Make no mistake, the true star of NHL all-star weekend, like it or not, is the human brain.
As for the faces, the most familiar are missing: Pittsburgh Penguins centre Sidney Crosby because he received a hit to the brain, Washington Capitals winger Alexander Ovechkin because he delivered one.
Head shots, no matter how much the inner hockey world is tiring of hearing about them, have already defined the NHL in 2011 and continue to do so in 2012. At one point last fall, it was possible to put together a better team composed of players with concussions than either of the two teams that will take to the ice here in a non-contact exhibition on Sunday.
And though few seem to know this rather significant fact, there would be no such thing as an all-star game were it not for a severely rattled brain nearly eight decades back.
On Dec. 13, 1933, Toronto Maple Leafs forward Irvine (Ace) Bailey – like Crosby, previously a league scoring champion – was run from behind by Boston Bruins defenceman Eddie Shore, the force of the blow fracturing Bailey's skull and instantly ending his hockey career.
So deliberate had been the attack, Boston police said Shore would be charged with manslaughter if Bailey died in hospital, but he recovered following the last rites and brain surgery. The league suspended Shore for 16 games, fully one-third of the then-season.
On Valentine's Day, 1934, a benefit was held for Bailey and his family. The Maple Leafs versus the stars of the other teams raised $20,989.40 – and the NHL all-star concept was born, even if the league did not have its first official such exhibition until 1947.
Bailey was a forgiving man, shaking Shore's hand at the benefit and saying, as it seems hockey players have forever: "It's all part of the game."
Well, perhaps it was, but no more.

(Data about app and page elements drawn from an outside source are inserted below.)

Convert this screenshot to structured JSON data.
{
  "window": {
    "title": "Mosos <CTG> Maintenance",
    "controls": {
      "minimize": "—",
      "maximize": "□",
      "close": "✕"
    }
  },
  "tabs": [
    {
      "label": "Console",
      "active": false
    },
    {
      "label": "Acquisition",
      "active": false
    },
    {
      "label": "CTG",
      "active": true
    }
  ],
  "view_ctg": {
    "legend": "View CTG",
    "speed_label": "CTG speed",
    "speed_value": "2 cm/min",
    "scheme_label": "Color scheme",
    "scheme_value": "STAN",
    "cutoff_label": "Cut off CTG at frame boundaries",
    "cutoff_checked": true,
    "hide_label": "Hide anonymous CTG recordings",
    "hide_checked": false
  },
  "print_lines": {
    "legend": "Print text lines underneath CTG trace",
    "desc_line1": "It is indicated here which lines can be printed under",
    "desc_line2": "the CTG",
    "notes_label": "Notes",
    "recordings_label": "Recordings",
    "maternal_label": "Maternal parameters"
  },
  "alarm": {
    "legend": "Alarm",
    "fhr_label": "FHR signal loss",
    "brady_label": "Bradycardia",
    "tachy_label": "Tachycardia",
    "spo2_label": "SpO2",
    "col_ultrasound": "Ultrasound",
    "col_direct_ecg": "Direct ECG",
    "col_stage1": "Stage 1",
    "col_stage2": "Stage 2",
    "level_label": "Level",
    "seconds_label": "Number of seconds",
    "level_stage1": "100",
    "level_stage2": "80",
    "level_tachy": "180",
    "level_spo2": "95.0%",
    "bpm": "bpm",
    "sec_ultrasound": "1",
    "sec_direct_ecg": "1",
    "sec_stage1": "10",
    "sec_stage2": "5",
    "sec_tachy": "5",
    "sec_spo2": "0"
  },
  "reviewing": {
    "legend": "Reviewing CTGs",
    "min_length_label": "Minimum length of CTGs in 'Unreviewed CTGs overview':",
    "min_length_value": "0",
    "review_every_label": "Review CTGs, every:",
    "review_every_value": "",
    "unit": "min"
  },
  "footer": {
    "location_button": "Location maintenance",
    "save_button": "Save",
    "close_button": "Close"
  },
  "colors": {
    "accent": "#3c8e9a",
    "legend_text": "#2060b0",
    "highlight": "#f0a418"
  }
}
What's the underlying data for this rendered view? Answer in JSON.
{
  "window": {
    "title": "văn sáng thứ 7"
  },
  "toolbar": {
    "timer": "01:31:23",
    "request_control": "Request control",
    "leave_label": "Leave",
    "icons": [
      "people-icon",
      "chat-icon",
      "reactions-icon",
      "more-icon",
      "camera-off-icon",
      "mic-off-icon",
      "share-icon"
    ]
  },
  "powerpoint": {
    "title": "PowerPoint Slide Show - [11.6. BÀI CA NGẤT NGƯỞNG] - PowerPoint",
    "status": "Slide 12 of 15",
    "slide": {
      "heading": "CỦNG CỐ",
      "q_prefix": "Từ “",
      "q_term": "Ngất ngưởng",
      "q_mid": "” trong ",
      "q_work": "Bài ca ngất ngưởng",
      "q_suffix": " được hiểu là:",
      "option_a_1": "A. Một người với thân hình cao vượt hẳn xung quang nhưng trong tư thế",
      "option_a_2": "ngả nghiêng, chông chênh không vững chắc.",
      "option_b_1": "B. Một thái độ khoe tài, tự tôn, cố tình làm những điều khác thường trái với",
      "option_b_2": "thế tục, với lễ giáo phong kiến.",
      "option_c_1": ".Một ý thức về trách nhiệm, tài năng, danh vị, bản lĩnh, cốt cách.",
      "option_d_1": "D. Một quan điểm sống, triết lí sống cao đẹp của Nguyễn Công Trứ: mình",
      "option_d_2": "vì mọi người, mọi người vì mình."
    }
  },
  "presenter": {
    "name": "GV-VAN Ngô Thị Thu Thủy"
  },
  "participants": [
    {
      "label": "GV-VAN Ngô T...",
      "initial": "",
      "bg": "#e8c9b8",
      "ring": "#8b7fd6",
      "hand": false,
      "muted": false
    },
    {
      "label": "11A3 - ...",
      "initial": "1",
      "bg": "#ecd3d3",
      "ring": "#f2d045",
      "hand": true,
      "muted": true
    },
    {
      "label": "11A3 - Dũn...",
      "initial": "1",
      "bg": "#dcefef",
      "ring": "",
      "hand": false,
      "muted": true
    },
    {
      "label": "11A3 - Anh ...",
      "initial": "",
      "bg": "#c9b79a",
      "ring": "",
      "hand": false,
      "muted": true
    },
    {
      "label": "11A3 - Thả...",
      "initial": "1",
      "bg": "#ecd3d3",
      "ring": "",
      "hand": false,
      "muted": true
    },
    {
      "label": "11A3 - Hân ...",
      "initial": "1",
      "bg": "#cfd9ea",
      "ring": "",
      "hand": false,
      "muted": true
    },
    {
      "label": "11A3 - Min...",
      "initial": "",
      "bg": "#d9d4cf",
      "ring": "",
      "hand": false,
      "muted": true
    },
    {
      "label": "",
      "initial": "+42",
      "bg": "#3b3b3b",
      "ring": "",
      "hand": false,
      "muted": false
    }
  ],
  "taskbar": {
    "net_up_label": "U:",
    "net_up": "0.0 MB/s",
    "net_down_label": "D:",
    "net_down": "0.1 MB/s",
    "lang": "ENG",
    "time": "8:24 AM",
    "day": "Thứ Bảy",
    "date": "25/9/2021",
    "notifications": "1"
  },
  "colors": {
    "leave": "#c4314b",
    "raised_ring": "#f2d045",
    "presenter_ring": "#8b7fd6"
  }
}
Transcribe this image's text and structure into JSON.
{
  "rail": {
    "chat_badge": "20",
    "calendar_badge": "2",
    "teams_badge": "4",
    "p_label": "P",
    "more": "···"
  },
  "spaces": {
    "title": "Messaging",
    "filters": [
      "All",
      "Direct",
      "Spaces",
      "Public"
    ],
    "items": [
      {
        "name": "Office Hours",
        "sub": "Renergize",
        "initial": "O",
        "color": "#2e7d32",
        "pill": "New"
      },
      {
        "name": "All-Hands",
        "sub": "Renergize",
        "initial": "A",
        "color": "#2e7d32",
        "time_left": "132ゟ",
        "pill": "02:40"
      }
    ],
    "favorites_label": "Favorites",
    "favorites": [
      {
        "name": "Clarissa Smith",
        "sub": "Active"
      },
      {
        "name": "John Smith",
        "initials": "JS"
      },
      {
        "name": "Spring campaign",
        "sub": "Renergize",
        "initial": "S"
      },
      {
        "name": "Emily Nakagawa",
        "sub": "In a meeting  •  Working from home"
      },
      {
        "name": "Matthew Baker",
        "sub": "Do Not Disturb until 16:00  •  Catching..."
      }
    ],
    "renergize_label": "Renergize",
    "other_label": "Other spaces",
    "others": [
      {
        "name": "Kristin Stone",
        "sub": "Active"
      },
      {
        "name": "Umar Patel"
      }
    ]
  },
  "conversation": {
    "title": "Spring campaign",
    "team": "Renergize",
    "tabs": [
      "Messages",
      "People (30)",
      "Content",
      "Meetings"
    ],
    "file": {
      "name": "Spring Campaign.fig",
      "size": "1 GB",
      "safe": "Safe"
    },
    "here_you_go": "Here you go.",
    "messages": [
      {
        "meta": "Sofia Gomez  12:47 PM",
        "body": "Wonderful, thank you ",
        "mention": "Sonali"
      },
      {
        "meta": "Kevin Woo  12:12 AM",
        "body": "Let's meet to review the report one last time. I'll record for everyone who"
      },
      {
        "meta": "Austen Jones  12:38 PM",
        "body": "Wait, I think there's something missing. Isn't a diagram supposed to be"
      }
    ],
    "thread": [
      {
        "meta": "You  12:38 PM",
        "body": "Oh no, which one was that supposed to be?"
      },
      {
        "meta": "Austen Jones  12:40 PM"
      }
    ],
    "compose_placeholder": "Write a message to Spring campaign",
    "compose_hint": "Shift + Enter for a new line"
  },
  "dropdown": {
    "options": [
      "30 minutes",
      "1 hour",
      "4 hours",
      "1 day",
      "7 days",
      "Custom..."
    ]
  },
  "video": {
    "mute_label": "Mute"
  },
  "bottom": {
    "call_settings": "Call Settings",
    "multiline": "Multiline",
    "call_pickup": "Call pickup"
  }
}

If brain injuries are indeed part of the game, at some point there will be no game.
This weekend in Ottawa, head shots and what to do about them will be part of every meeting, whether or not the participants admit to it. Concussions have become the dominant topic since Crosby stopped playing more than a year ago, and then stopped again last fall after a brief return and seemingly little contact.
While what is now known about head injuries alarms everyone in the game, it is what is not known that terrifies them.
The Crosby injury, NHL-leading goal scorer Steven Stamkos of the Tampa Bay Lightning says, was "the thing that made it go over the top." If a concussion could sideline, perhaps forever, a player as skilled as Crosby or as tough as Philadelphia Flyers defenceman Chris Pronger, then it has made all players realize they could be next.
Claude Giroux, a leading point-getter up until he was sidelined with a concussion, says it "is just the worst injury." Seven of his Philadelphia teammates have been lost to the injury this year.
For the past three regular-season games, Giroux has worn a new helmet developed by Bauer Hockey Corp. with the help of McGill University research. It is designed to fit snugly, yet have some flex in receiving the sort of glancing, angular blow that first felled Crosby during the 2011 Winter Classic.
Stamkos, too, is trying out the helmet, has worn it in practice and will wear it Sunday in the all-star game. He likes the look, likes the feel. Parents of hockey-playing children might not like the price – $219.99, facial protection extra, when it goes on market this spring – but if it is possible to have better protection for that lump of pink jelly that bounces around in the skull, it would be money well-spent.
"It's not a concussion-proof helmet," Bauer cautions, "because there is no such thing."
True enough, even the best equipment and the strongest suspensions will never completely take the dangers of concussion out of a sport where speed and solid substance will always be a characteristic.
But a great deal can still be done to reduce the dangers to an acceptable level – the current reality rather obviously unacceptable.
Giroux, only 24 and just coming into his own, talked about how remarkably terrible he felt during the handful of games he missed because of concussion. Even coming back, even with this newer, improved helmet on his damaged head, he cannot help but be aware of how fragile a hockey player's career can be.
"You don't want to think about it," he says, "but I do."
And so should every other person who cares about a truly magnificent game.